With the Sears brand experiencing a slow and painful demise, it became necessary for the company to sell its valuable, 90 year-old store brand, Craftsman. seeing an opportunity to gain instant market share, Stanley Black & Decker bought its competitor and has decided to market both brands to the tool-wielding public. Ideally, these brands should be positioned somewhat differently and should appeal to somewhat different segments of consumers if Stanley really wants to maximize its investment. But even if these brands are going after the same customers, the parent company can insure that it gets most of the market share, and that it doesn't have to spend lots of money fending off a major competitor. Such cannibalization of one product by another is planned by the marketer and can make for sound strategy.
But I digress. Not happy with selling exclusively to a retailer (Sears) that endeavors to become smaller and smaller as it tries to cheat death, marketers at Craftsman have made enhancing the brand's relevance a top priority. Recently, marketers introduced the first 1,200 products in a completely new line of Craftsman tools. In addition, Craftsman will now be available through a number of retailers including Lowe's and Ace hardware. Clearly, the divorce from Sears is nearing its completion, and unfortunately for Sears, this is just one more indication that the brand won't be around for very much longer. For Craftsman, it represents the beginning of a journey onward.
Discussion: Was buying Craftsman a good idea move for Stanley? How would you position each brand so as to minimize the potential for cannibalization?

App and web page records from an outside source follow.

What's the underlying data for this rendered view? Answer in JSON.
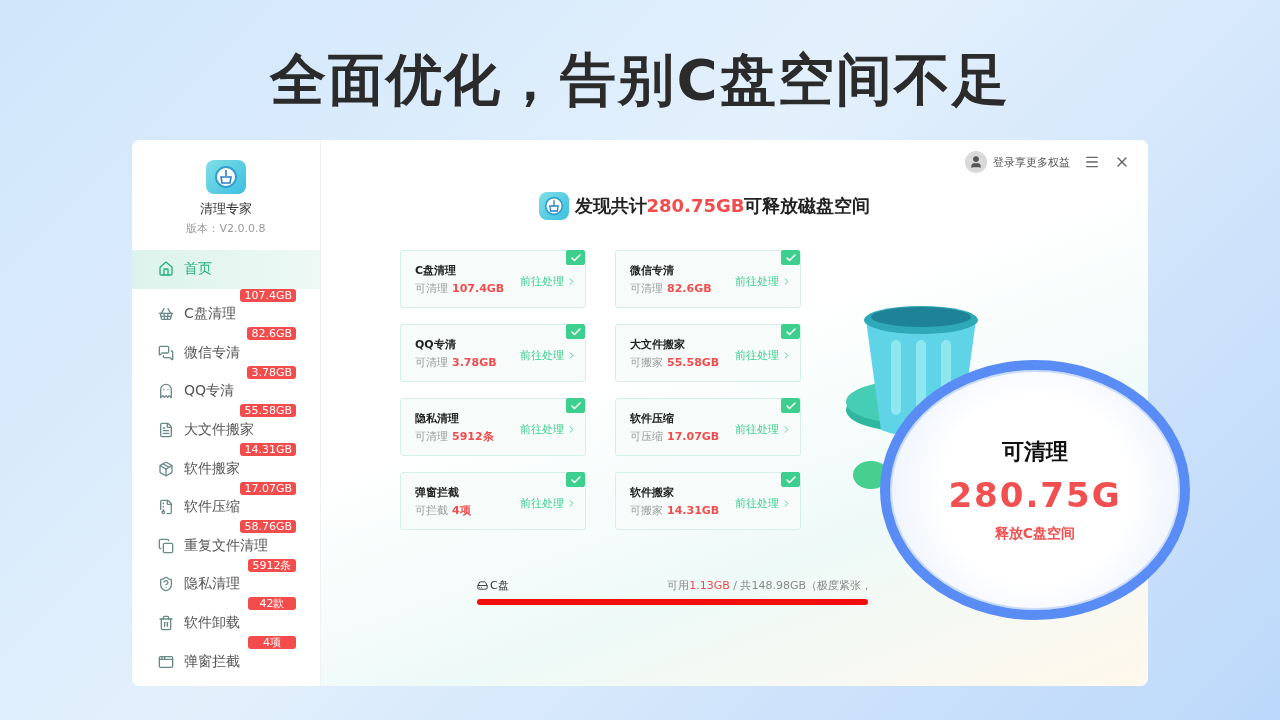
{
  "headline": "全面优化，告别C盘空间不足",
  "app": {
    "name": "清理专家",
    "version": "版本：V2.0.0.8"
  },
  "nav": [
    {
      "kind": "home",
      "label": "首页",
      "selected": true
    },
    {
      "kind": "basket",
      "label": "C盘清理",
      "badge": "107.4GB",
      "selected": false
    },
    {
      "kind": "chat",
      "label": "微信专清",
      "badge": "82.6GB",
      "selected": false
    },
    {
      "kind": "penguin",
      "label": "QQ专清",
      "badge": "3.78GB",
      "selected": false
    },
    {
      "kind": "file",
      "label": "大文件搬家",
      "badge": "55.58GB",
      "selected": false
    },
    {
      "kind": "box",
      "label": "软件搬家",
      "badge": "14.31GB",
      "selected": false
    },
    {
      "kind": "zip",
      "label": "软件压缩",
      "badge": "17.07GB",
      "selected": false
    },
    {
      "kind": "copy",
      "label": "重复文件清理",
      "badge": "58.76GB",
      "selected": false
    },
    {
      "kind": "shield",
      "label": "隐私清理",
      "badge": "5912条",
      "selected": false
    },
    {
      "kind": "uninstall",
      "label": "软件卸载",
      "badge": "42款",
      "selected": false
    },
    {
      "kind": "popup",
      "label": "弹窗拦截",
      "badge": "4项",
      "selected": false
    }
  ],
  "header": {
    "login": "登录享更多权益"
  },
  "summary": {
    "before": "发现共计",
    "amount": "280.75GB",
    "after": "可释放磁盘空间"
  },
  "cards": [
    {
      "title": "C盘清理",
      "label": "可清理",
      "value": "107.4GB",
      "action": "前往处理",
      "checked": true
    },
    {
      "title": "微信专清",
      "label": "可清理",
      "value": "82.6GB",
      "action": "前往处理",
      "checked": true
    },
    {
      "title": "QQ专清",
      "label": "可清理",
      "value": "3.78GB",
      "action": "前往处理",
      "checked": true
    },
    {
      "title": "大文件搬家",
      "label": "可搬家",
      "value": "55.58GB",
      "action": "前往处理",
      "checked": true
    },
    {
      "title": "隐私清理",
      "label": "可清理",
      "value": "5912条",
      "action": "前往处理",
      "checked": true
    },
    {
      "title": "软件压缩",
      "label": "可压缩",
      "value": "17.07GB",
      "action": "前往处理",
      "checked": true
    },
    {
      "title": "弹窗拦截",
      "label": "可拦截",
      "value": "4项",
      "action": "前往处理",
      "checked": true
    },
    {
      "title": "软件搬家",
      "label": "可搬家",
      "value": "14.31GB",
      "action": "前往处理",
      "checked": true
    }
  ],
  "disk": {
    "name": "C盘",
    "available_label": "可用",
    "available": "1.13GB",
    "total": "/  共148.98GB（极度紧张，",
    "level": 0.99
  },
  "result": {
    "title": "可清理",
    "amount": "280.75G",
    "subtitle": "释放C盘空间"
  }
}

You must be a registered user to add a comment. If you've already registered, sign in. Otherwise, register and sign in.